Unasur, with the Vatican’s support, started supervising a dialogue between the Venezuelan government and the opposition on April 10, after the student protests that shook Venezuela earlier in the year.
But Unasur — a diplomatic group launched by Brazil and Venezuela in a little-disguised effort to keep the United States and Mexico out of regional issues — has long acted as a diplomatic support mechanism for the Maduro government, critics say. Unasur has pretty much retreated from the scene once the Venezuelan regime quashed the street protests, they say.

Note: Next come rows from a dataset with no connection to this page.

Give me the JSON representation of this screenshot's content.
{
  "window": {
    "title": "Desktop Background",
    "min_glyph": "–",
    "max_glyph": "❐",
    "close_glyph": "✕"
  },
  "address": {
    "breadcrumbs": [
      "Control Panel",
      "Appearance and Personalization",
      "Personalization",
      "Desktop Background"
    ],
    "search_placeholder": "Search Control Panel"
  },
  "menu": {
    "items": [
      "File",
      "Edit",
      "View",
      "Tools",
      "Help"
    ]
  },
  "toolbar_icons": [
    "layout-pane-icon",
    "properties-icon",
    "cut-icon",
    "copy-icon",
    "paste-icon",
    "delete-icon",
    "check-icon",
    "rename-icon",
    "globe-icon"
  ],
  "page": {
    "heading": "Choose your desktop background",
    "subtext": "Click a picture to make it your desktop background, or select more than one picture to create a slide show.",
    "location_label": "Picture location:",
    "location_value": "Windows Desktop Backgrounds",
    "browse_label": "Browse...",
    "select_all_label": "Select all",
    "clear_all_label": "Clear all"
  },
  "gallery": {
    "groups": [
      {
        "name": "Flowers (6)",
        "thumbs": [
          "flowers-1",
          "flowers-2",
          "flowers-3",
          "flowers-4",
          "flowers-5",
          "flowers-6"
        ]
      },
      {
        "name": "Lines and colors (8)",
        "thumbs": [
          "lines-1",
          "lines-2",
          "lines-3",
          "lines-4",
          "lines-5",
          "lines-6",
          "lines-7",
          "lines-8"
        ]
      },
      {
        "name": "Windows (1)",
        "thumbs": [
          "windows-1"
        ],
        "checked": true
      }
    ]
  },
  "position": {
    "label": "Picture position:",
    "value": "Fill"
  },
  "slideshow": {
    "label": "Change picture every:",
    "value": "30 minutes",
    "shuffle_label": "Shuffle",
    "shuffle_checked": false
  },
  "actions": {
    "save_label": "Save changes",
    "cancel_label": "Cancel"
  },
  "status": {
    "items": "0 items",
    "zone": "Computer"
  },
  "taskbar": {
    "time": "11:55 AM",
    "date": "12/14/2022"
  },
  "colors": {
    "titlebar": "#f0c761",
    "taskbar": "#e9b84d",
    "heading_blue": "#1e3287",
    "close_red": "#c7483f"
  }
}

There has not been any serious effort by Unasur foreign ministers to restart the dialogue between the Venezuelan government and the opposition in recent months, according to Venezuelan opposition sources.
A 103-page report issued by the Human Rights Watch monitoring group in May concluded that there had been “an alarming pattern” of human rights abuses during the repression of the student protests, including shootings at point blank range and torture by Venezuelan government forces. There were at least 10 documented cases of torture by security forces, the report said.
Curious about the U.N. chief’s remark about an alleged “good momentum” provided by the Unasur/Vatican mediation effort, I noted to Ban that Unasur’s mediation effort has for all practical purposes been suspended.
Ban responded that he is still hopeful about the mediation talks. He added, “I again encourage the leaders in the region, particularly Unasur, to discuss this matter and try to help resolve this situation.”
Next, I asked Ban why the United Nations Human Rights Council hasn’t done any serious effort to look into Venezuela’s rights abuses, and has kept largely silent on the issue. He responded that the Human Rights Council “has taken up discussion on this matter.”
Isn’t the U.N. Human Rights Council’s silence on Venezuela due to the fact that some of the Council’s leading members include Cuba, China and other dictatorships that are close to the Maduro government? I asked.
“I would not like to make any specific comments on specific issues, like the Venezuelan case, but, overall, the Human Rights Council has been very important and has had a crucial role in addressing human rights violation issues” around the world, Ban responded.
He added, “We have high appreciation and admiration for what the Human Rights Council has been doing. Now, it is important that whenever and wherever (human rights violation) cases may happen, including the case of Venezuela, the Human Rights Council should take correct measures.”
My opinion: I have high appreciation for Ban’s call on Venezuela’s president to “reach out” to the opposition, instead of — what follows are my words — imprisoning political opponents and torturing student protesters.
But, regarding the U.N. Human Rights Council, it is a joke. More than an international monitoring group for human rights abuses, its members, including Cuba, China, Russia, Vietnam, and Venezuela, have created a mutual protection society to keep themselves from being investigated for their respective rights violations.
Ban’s call on the Venezuelan government and Unasur to resume talks with the opposition should be applauded. On the other hand, Unasur and the U.N. Human Rights Council’s silence on Venezuela’s bloody repression of student protests is nothing but scandalous.